Despite its setbacks in Australia, Huawei still has a major presence. It has provided mobile broadband infrastructure for local telecom companies Optus, Vodafone and TPG and built private networks for leading corporates such as oil and gas producer Santos. Its mobile phones are sold alongside all other brands in stores around the country.
The company has invested A$20 million (US$14.7 million) in an Australian National Training & Innovation Centre in Canberra and takes 30 Australian tertiary students to its Chinese Research and Development facilities each year in a program funded by the Australian government.
Nevertheless, the ongoing suspicion is having a negative impact on its Australian business. Huawei’s financial reports show its research spending in Australia is now at zero, falling from A$10.1 million (US$7.4 million) in 2014.
Its Australian revenue is also on the wane, falling by A$50 million (US$36.8 million) to A$623.2 million (US$458.5 million) last year.
As such, it is perhaps unsurprising that Huawei was revealed this week to be the biggest sponsor of corporate travel for Australian politicians, paying for 12 trips by politicians from all parties since 2012.

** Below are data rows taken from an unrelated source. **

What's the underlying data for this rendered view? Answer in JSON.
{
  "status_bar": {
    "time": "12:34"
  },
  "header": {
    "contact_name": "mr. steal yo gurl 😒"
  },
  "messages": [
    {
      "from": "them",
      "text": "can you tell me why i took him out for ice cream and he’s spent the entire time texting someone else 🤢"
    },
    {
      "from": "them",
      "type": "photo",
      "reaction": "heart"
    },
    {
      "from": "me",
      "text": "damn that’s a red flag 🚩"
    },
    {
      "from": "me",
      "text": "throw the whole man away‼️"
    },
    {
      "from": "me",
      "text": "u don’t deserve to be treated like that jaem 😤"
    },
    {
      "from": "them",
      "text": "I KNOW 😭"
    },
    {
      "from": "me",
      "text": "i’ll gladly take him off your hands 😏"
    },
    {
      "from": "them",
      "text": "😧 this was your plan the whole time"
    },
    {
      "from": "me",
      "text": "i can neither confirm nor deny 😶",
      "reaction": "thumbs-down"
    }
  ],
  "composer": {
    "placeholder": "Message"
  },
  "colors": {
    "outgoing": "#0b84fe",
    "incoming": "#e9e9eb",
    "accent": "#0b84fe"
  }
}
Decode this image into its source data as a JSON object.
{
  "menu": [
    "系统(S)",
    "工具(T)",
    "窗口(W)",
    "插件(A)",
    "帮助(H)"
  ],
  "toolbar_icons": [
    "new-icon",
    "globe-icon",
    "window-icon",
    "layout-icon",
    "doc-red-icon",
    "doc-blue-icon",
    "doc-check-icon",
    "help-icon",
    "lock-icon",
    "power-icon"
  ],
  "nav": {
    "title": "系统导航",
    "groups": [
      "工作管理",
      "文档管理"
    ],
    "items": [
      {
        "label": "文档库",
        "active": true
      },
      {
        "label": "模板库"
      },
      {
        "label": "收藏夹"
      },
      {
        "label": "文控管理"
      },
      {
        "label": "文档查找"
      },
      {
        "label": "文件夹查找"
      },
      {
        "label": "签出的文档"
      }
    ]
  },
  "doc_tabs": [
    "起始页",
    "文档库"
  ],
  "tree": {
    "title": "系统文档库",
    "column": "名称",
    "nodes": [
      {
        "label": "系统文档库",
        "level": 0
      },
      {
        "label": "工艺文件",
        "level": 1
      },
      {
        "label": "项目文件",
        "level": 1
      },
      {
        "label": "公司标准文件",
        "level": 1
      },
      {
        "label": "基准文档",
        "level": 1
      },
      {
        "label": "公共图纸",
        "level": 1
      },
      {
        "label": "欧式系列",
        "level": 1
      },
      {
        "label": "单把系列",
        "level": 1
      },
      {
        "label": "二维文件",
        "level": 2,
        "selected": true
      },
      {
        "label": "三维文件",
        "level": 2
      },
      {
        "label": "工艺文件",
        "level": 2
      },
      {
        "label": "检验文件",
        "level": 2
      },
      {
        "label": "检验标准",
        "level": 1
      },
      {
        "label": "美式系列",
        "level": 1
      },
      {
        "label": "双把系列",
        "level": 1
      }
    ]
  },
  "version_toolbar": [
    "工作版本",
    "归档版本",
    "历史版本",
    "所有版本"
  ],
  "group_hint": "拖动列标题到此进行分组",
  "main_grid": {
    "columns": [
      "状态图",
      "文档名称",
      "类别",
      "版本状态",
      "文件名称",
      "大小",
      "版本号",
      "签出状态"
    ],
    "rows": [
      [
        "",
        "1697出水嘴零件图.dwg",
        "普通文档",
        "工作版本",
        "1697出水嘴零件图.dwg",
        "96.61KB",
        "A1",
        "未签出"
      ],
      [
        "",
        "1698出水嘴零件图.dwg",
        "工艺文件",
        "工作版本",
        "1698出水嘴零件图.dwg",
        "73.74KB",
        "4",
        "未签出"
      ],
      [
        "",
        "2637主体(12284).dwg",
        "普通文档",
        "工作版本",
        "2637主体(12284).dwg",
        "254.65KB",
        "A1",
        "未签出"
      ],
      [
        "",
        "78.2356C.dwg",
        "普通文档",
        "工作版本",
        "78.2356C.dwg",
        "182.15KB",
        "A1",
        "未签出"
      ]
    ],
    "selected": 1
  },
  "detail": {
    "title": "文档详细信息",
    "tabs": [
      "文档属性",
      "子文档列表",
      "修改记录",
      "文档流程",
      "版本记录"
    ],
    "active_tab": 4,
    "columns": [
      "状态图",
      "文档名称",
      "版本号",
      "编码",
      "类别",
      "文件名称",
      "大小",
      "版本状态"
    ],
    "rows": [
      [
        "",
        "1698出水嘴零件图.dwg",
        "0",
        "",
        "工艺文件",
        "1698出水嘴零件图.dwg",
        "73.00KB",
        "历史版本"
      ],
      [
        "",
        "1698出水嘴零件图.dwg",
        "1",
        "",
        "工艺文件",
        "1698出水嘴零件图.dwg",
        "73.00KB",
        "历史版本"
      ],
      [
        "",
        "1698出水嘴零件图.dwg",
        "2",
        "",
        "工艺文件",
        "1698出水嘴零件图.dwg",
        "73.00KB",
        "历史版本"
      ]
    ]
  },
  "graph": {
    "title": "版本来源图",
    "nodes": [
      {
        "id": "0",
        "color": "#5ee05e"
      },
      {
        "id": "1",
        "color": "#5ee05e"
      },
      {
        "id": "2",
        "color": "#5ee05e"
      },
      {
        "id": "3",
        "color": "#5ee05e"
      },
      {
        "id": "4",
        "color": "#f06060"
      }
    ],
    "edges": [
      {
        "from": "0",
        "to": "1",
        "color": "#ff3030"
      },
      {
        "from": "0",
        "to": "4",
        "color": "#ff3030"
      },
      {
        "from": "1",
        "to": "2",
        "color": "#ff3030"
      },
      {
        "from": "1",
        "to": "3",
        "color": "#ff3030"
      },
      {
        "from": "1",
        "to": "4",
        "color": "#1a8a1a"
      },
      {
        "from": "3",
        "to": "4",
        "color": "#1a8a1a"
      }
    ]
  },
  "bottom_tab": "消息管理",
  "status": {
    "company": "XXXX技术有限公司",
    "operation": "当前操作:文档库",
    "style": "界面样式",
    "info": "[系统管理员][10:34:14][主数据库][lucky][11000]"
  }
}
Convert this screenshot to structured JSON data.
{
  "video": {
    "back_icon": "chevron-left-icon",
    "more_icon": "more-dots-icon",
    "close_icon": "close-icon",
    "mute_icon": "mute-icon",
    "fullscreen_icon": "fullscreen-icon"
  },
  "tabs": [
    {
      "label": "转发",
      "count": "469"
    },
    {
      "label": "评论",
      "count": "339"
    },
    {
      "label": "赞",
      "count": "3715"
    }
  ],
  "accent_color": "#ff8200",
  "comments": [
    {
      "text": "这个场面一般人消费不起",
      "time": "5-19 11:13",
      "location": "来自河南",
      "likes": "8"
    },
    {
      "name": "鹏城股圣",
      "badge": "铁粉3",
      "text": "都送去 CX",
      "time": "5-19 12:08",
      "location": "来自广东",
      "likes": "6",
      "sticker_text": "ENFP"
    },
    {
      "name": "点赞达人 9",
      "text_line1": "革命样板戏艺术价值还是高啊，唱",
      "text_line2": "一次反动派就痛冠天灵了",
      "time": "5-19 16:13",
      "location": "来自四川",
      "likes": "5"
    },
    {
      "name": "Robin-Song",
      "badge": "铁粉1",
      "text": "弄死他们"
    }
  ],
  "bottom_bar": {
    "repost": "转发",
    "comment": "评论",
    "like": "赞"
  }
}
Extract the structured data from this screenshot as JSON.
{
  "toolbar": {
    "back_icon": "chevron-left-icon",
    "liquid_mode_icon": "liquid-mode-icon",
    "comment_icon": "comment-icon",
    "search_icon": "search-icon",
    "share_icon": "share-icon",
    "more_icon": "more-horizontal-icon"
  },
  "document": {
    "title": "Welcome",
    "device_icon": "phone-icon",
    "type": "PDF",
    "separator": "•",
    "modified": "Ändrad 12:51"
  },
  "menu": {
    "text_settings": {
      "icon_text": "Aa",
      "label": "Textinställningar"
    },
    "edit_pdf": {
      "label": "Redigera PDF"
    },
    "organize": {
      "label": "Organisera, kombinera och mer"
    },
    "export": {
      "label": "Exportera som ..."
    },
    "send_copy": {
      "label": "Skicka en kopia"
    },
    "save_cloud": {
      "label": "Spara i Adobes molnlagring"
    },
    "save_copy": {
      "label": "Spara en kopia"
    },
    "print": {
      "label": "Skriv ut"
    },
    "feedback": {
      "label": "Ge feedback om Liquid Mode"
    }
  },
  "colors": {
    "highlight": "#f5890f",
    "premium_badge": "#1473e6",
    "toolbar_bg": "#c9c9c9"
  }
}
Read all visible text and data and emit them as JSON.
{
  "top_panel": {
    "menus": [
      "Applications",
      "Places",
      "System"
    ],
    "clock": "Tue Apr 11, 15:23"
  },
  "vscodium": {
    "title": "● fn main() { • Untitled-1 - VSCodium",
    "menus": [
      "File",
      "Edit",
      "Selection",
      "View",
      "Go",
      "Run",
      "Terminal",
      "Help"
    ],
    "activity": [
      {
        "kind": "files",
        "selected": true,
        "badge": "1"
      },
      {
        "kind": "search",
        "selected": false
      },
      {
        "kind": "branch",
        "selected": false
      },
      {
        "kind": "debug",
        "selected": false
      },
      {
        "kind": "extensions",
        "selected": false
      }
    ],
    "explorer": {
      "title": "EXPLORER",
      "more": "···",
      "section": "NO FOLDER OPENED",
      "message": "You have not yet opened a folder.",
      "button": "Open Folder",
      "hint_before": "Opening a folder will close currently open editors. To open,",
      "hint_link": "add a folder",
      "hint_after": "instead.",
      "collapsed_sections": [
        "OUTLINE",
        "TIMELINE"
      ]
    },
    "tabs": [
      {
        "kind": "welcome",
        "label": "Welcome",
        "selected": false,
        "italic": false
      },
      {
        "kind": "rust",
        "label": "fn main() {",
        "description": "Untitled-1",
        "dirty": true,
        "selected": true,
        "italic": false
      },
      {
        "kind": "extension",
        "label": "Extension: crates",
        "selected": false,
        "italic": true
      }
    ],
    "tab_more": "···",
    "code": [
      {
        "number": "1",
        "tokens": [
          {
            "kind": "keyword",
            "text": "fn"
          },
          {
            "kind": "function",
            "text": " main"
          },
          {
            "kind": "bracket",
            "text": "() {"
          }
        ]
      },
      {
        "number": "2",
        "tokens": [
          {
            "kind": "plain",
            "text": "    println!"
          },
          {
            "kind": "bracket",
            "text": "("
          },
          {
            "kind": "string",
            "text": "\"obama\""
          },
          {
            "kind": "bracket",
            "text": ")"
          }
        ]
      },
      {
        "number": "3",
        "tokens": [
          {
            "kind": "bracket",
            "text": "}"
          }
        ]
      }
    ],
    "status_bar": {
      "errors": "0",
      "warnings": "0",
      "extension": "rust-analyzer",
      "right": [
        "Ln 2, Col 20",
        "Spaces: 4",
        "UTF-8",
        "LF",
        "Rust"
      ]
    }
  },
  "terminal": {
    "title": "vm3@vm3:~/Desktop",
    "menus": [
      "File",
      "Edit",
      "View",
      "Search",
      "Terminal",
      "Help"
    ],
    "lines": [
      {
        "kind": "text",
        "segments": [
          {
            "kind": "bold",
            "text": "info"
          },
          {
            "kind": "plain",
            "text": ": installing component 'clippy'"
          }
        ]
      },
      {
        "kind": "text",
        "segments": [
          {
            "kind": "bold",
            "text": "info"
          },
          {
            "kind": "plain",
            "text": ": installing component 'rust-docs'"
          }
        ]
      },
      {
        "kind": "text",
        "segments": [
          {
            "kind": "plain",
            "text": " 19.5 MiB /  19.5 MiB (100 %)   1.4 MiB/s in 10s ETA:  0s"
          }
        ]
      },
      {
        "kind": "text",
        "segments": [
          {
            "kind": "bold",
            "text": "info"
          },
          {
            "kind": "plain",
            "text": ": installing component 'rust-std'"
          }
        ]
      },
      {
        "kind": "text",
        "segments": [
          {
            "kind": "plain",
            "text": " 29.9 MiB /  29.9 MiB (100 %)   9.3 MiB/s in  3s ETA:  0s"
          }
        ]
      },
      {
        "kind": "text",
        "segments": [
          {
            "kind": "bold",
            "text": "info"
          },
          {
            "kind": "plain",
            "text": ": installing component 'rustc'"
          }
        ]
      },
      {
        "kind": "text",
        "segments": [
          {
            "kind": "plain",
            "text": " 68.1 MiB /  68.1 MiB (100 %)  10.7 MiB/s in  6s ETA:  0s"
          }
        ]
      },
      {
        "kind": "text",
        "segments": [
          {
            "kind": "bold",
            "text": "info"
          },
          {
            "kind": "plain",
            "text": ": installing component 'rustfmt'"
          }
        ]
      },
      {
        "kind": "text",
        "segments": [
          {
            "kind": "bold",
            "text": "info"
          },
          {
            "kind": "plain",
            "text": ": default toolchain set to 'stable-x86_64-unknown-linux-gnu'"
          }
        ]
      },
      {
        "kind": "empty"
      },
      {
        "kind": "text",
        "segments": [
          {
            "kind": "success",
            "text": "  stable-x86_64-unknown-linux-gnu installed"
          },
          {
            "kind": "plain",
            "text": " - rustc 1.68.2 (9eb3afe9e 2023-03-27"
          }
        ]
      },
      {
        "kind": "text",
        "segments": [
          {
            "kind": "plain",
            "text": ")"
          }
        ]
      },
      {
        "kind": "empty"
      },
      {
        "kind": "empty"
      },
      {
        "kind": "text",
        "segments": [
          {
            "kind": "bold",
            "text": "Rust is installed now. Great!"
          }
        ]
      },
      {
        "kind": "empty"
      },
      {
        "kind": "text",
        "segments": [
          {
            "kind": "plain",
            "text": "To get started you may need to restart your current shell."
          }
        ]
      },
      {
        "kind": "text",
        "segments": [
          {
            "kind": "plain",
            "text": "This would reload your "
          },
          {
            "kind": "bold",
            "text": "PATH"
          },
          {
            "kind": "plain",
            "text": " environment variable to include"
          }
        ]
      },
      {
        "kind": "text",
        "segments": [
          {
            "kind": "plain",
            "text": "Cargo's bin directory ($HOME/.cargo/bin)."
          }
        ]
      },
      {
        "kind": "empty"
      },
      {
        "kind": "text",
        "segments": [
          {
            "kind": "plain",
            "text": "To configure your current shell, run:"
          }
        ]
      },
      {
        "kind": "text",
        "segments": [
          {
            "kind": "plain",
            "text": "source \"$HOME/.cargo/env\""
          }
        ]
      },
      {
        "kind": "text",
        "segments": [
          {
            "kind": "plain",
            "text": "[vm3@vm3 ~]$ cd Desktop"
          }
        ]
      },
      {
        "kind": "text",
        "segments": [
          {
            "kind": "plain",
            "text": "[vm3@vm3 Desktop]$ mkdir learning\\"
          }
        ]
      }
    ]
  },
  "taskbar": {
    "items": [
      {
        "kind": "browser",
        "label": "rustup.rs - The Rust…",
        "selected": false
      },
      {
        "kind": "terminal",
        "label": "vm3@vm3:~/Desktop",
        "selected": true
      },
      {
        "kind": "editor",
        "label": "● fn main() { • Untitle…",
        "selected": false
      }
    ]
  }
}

While some have viewed this as yet another reason to be suspicious, the company has defended its actions as above board and necessary lobbying and normal business practice.
Much of the suspicion about Huawei comes from the fact that its founder, Ren Zhengfei, is a former officer of the People’s Liberation Army, and it has had to fight perceptions that it is a kind of corporate “Trojan Horse” for China’s ruling Communist Party.
“We often joke in Huawei that outside of China we are seen as the untrustworthy communists and inside China we are viewed as the greedy capitalists,” said Lord, before claiming that much of the resistance to Huawei was based on its Asian origins.
“For some western political and business leaders, the rise and influence of China is not easy to accept,” said Lord.
“In the innovation sectors, traditionally we have relied on European and US-sourced technology to connect us, but this orthodoxy is being challenged by the rise of Asia and the rebalancing of the global ICT industry.”
Whether Australia puts greater emphasis on cutting-edge ICT capabilities or security will be known in the next month or so.
That decision will be a litmus test not only for Huawei’s ambitions in Australia, but will be a major indicator for the future direction of Australia-China relations.